About This Course
This is an introductory-level course in supervised learning, with a
focus on regression and classification methods. The syllabus
includes: linear and polynomial regression, logistic regression and
linear discriminant analysis; cross-validation and the bootstrap,
model selection and regularization methods (ridge and lasso);
nonlinear models, splines and generalized additive models; tree-based
methods, random forests and boosting; support-vector machines. Some
unsupervised learning methods are discussed: principal components and
clustering (k-means and hierarchical).
This is not a math-heavy class, so we try and describe the methods
without heavy reliance on formulas and complex mathematics. We focus
on what we consider to be the important elements of modern data
analysis. Computing is done in R. There are lectures devoted to R,
giving tutorials from the ground up, and progressing with more
detailed sessions that implement the techniques in each chapter.
The lectures cover all the material in
An Introduction to Statistical
Learning, with Applications in R by James, Witten, Hastie and

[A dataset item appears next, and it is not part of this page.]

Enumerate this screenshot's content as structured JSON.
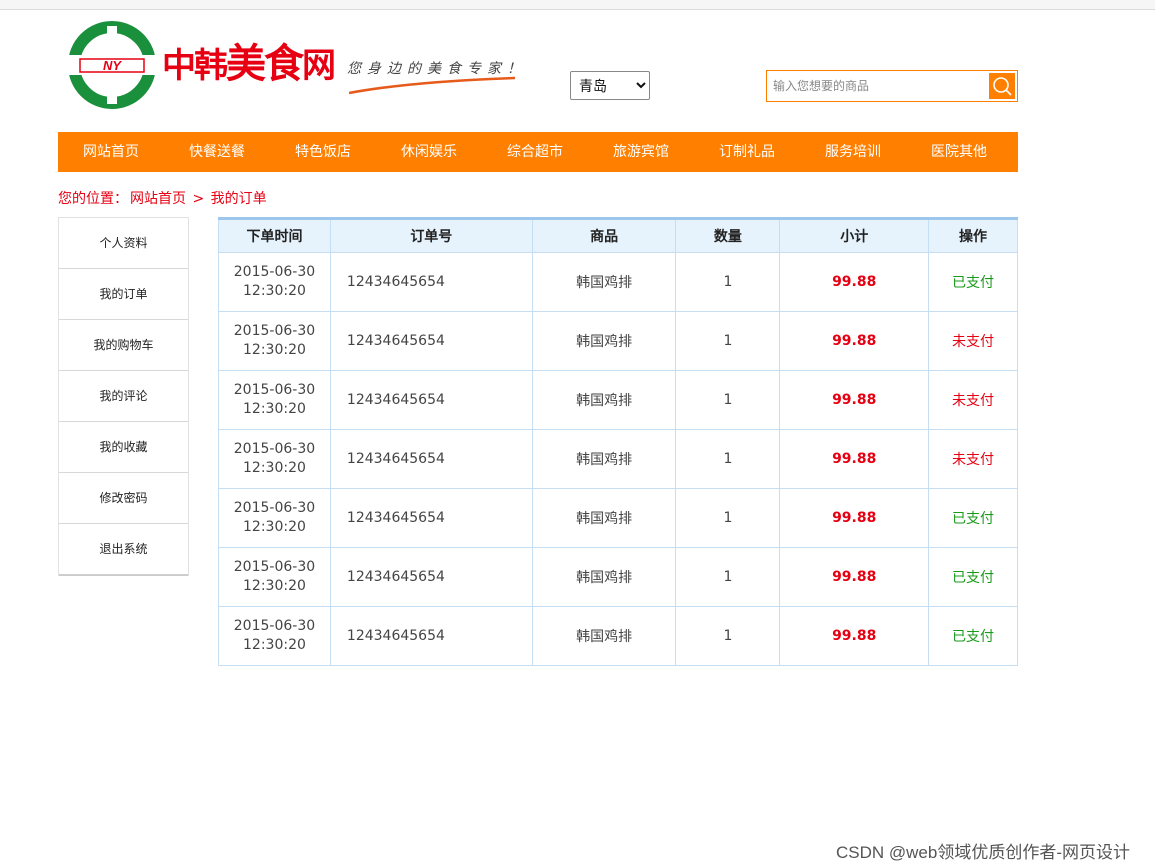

Tibshirani (Springer, 2013). As of January 5, 2014, the pdf for this book
will be available for free, with the consent of the publisher, on the
Trevor Hastie is the John A Overdeck Professor of Statistics at
Stanford University. Hastie is known for his research in applied
statistics, particularly in the fields of data mining, bioinformatics
and machine learning. He has published four books and over 180
research articles in these areas. Prior to joining Stanford
University in 1994, Hastie worked at AT&T Bell Laboratories for 9
years, where he helped develop the statistical modeling environment
popular in the R computing system. He received his B.S. in statistics
from Rhodes University in 1976, his M.S. from the University of Cape
Town in 1979, and his Ph.D from Stanford in 1984. Professor Hastie is
an elected fellow of the Institute of Mathematical Statistics, the American Statistical Association, the International Statistics Institute, the South African Statistical Association and the Royal Statistical Society. He has received a number of awards and honors, including the Myrto Lefkopolous award from Harvard in 1994.
Robert Tibshirani is a Professor in the Departments
Health Research and Policy and Statistics at Stanford University.
In his work he has made important contributions to the analysis of
complex datasets, most recently in genomics and proteomics. His
most well-known contribution is the Lasso, which uses L1 penalization
in regression and related problems.
He has co-authored over 200 papers and three books.
Professor Tibshirani co-authored the first study that linked cell phone
usage with car accidents, a widely cited article that has played a role
in the introduction of legislation that restricts the use of phones
while driving. He is one of the most widely cited authors in the entire
mathematical sciences field.
Professor Tibshirani is a Fellow of the American Statistical Association,
the Institute of Mathematical Statistics and the Royal Society of Canada.
He won the
prestigious COPSS Presidents's award in 1996,
the NSERC Steacie award in 1997
and was elected to the National Academy of Sciences in 2012.